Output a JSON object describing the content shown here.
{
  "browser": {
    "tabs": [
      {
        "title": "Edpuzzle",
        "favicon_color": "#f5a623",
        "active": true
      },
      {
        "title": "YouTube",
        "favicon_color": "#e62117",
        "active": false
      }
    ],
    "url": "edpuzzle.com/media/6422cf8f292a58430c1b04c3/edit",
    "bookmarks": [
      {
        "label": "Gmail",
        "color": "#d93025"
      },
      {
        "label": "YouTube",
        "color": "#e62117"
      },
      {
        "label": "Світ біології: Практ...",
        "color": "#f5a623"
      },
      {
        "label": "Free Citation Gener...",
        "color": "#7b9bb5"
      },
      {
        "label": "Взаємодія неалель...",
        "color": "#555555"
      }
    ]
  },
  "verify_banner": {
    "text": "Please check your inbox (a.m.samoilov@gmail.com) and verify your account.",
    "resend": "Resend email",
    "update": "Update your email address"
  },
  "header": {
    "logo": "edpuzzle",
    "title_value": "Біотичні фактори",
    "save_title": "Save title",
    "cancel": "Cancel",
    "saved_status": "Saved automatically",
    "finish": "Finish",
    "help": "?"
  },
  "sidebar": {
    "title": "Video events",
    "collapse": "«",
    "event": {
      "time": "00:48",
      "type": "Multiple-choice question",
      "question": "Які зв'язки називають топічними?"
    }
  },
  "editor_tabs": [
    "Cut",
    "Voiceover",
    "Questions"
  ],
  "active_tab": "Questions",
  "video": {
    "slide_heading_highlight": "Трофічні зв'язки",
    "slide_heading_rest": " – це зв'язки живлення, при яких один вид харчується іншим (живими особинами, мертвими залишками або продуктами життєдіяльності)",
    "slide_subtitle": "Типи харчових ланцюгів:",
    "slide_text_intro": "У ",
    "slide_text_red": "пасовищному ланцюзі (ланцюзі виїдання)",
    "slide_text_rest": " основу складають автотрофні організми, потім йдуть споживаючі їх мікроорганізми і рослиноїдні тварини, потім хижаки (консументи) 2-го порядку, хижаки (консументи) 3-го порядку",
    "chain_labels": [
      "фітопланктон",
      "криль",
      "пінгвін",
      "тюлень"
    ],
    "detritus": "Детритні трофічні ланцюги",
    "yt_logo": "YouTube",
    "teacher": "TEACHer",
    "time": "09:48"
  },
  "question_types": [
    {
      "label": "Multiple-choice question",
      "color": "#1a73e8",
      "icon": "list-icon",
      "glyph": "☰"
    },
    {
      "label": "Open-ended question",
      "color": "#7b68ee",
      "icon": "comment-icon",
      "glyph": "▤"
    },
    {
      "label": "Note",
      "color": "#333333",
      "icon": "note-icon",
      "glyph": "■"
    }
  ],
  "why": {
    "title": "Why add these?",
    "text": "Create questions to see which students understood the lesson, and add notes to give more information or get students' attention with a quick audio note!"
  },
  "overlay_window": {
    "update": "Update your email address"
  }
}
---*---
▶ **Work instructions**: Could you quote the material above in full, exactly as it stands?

▶ **Written answer**:
Output a JSON object describing the content shown here.
{
  "browser": {
    "tabs": [
      {
        "title": "Edpuzzle",
        "favicon_color": "#f5a623",
        "active": true
      },
      {
        "title": "YouTube",
        "favicon_color": "#e62117",
        "active": false
      }
    ],
    "url": "edpuzzle.com/media/6422cf8f292a58430c1b04c3/edit",
    "bookmarks": [
      {
        "label": "Gmail",
        "color": "#d93025"
      },
      {
        "label": "YouTube",
        "color": "#e62117"
      },
      {
        "label": "Світ біології: Практ...",
        "color": "#f5a623"
      },
      {
        "label": "Free Citation Gener...",
        "color": "#7b9bb5"
      },
      {
        "label": "Взаємодія неалель...",
        "color": "#555555"
      }
    ]
  },
  "verify_banner": {
    "text": "Please check your inbox (a.m.samoilov@gmail.com) and verify your account.",
    "resend": "Resend email",
    "update": "Update your email address"
  },
  "header": {
    "logo": "edpuzzle",
    "title_value": "Біотичні фактори",
    "save_title": "Save title",
    "cancel": "Cancel",
    "saved_status": "Saved automatically",
    "finish": "Finish",
    "help": "?"
  },
  "sidebar": {
    "title": "Video events",
    "collapse": "«",
    "event": {
      "time": "00:48",
      "type": "Multiple-choice question",
      "question": "Які зв'язки називають топічними?"
    }
  },
  "editor_tabs": [
    "Cut",
    "Voiceover",
    "Questions"
  ],
  "active_tab": "Questions",
  "video": {
    "slide_heading_highlight": "Трофічні зв'язки",
    "slide_heading_rest": " – це зв'язки живлення, при яких один вид харчується іншим (живими особинами, мертвими залишками або продуктами життєдіяльності)",
    "slide_subtitle": "Типи харчових ланцюгів:",
    "slide_text_intro": "У ",
    "slide_text_red": "пасовищному ланцюзі (ланцюзі виїдання)",
    "slide_text_rest": " основу складають автотрофні організми, потім йдуть споживаючі їх мікроорганізми і рослиноїдні тварини, потім хижаки (консументи) 2-го порядку, хижаки (консументи) 3-го порядку",
    "chain_labels": [
      "фітопланктон",
      "криль",
      "пінгвін",
      "тюлень"
    ],
    "detritus": "Детритні трофічні ланцюги",
    "yt_logo": "YouTube",
    "teacher": "TEACHer",
    "time": "09:48"
  },
  "question_types": [
    {
      "label": "Multiple-choice question",
      "color": "#1a73e8",
      "icon": "list-icon",
      "glyph": "☰"
    },
    {
      "label": "Open-ended question",
      "color": "#7b68ee",
      "icon": "comment-icon",
      "glyph": "▤"
    },
    {
      "label": "Note",
      "color": "#333333",
      "icon": "note-icon",
      "glyph": "■"
    }
  ],
  "why": {
    "title": "Why add these?",
    "text": "Create questions to see which students understood the lesson, and add notes to give more information or get students' attention with a quick audio note!"
  },
  "overlay_window": {
    "update": "Update your email address"
  }
}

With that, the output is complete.